Houston’s Jeff Bagwell and Chicago’s Frank Thomas would both take MVP honors for 1994. As 1994 was Bagwell’s best year, no player was hurt more by the 1994 Major League Baseball strike than Bagwell. In just 110 games, he would hit .368 with 39 home runs and 116 RBI’s. Had the strike not shortened his season, he would likely have hit 57 or more home runs. The strike also cost slugger Frank Thomas a shot at topping Mickey Mantle on the career home run list. He finished his career in a three way tie at 18th with 521. Had the 1994 season allowed him to continue his home run pace, he would have finished with at least 20 more which would have pushed him up to 16th on the all time home run list.

Despite being one game behind the Chicago White Sox when the strike hit, the Cleveland Indians were having their best season since winning the pennant 40 years earlier. In addition to the performance of the team’s three future Hall of Famers, Jim Thome, Jack Morris, and Eddie Murray, Albert Belle was also having a standout season. Belle was hitting .357 and was only two points behind Paul O’Neill in the chase for the AL batting crown. He was leading the league in total bases, tied for the lead in extra-base hits, and among the top three in OBP, SLG, OPS, OPS+, doubles, home runs, and RBI.

Wade Boggs is featured here crouched in position, ready to scoop up anything hit his way. The Yankees were finally playing great baseball in 1994 and were well on their way to the World Series if the winning continued. Boggs and Mattingly served as the elder statesmen of the young team and despite back injuries sapping Mattingly’s power, Boggs provided support with 11 home runs, the second highest total of his career to date.

Barry Larkin had a solid 1994 season and would win another Gold Glove. Here we see him turning two with a cameo from Barry Bonds.

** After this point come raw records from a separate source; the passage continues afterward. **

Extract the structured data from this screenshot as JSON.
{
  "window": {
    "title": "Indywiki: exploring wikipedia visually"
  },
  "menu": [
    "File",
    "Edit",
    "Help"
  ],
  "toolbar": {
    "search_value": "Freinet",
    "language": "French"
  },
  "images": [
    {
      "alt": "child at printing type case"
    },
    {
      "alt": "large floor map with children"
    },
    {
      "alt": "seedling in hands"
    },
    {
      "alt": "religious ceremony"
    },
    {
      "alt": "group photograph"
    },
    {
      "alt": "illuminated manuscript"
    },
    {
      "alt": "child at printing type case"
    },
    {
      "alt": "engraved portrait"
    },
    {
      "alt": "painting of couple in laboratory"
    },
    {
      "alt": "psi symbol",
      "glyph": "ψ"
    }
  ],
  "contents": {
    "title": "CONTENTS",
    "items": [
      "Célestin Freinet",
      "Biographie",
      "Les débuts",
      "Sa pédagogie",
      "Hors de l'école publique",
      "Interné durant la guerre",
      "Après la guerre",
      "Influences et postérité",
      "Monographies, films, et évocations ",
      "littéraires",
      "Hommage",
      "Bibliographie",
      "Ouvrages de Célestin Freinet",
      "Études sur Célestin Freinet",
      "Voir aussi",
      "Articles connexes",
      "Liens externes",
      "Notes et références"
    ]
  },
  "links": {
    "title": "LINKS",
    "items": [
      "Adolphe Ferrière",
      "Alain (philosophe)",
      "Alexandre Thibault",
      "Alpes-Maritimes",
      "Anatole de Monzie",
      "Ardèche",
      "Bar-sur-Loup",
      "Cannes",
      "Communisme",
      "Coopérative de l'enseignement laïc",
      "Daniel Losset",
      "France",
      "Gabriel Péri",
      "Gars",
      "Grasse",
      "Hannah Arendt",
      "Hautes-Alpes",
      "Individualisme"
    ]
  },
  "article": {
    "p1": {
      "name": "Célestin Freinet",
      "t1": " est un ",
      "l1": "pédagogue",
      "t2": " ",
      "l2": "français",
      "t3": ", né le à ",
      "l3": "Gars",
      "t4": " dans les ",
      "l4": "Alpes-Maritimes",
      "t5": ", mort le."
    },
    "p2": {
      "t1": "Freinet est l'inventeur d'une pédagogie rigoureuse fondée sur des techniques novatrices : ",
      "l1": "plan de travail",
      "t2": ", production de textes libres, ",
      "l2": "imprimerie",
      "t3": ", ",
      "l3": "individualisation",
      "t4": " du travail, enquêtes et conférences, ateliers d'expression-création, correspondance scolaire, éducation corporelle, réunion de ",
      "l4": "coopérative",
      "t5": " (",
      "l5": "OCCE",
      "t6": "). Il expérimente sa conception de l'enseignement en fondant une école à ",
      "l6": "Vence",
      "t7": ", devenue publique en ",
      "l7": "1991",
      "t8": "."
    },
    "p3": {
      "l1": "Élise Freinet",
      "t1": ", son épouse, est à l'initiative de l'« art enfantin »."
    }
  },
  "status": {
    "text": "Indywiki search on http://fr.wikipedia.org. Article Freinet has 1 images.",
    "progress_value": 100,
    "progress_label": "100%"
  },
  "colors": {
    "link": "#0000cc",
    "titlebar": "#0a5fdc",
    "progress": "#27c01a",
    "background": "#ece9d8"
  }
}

The Dodgers were a disappointing 58-56 at the close of the 1994 season, but would be the only team in the four-team NL West with a winning mark. Fleer chose this photo of a play at the plate during a day game at Wrigley Field. We can’t say for sure if the runner was out or safe. The Cub’s player looks to be outfielder Derrick May. He wore Nike high top cleats around that time. 1994 would be Mike Piazza’s sophomore season and he would hit 24 home runs and knock in 92 RBI’s.

The set also features four future Hall of Famers from the Baltimore Orioles. With 63 wins, the Orioles would finish the 1994 season second in the AL east due to a last minute collapse resulting in the O’s losing 7 of their last 9 games.

The Orioles most recent Hall of Fame inductee is Mike Mussina. He pitched in 18 big-league seasons for the Baltimore Orioles and New York Yankees, winning a total of 270 games. He was also first American League pitcher to win 10 or more games in 17 consecutive seasons. He would retire in 2008 as a New York Yankee. After winning his last start of the 2008 season, he would retire making him the oldest player to win 20 games in a season for the first time in his career.

I’ll close out this blog post with this special insert of Greg Maddux. In 1994, Maddux posted an ERA of 1.56, the second lowest since Bob Gibson’s historic 1.12 in 1968. Along with a .222 batting average, Maddux also led the National League in wins (with 16) and innings pitched (202) in his third Cy Young-winning year. Maddux also finished 5th in National League Most Valuable Player voting in 1994.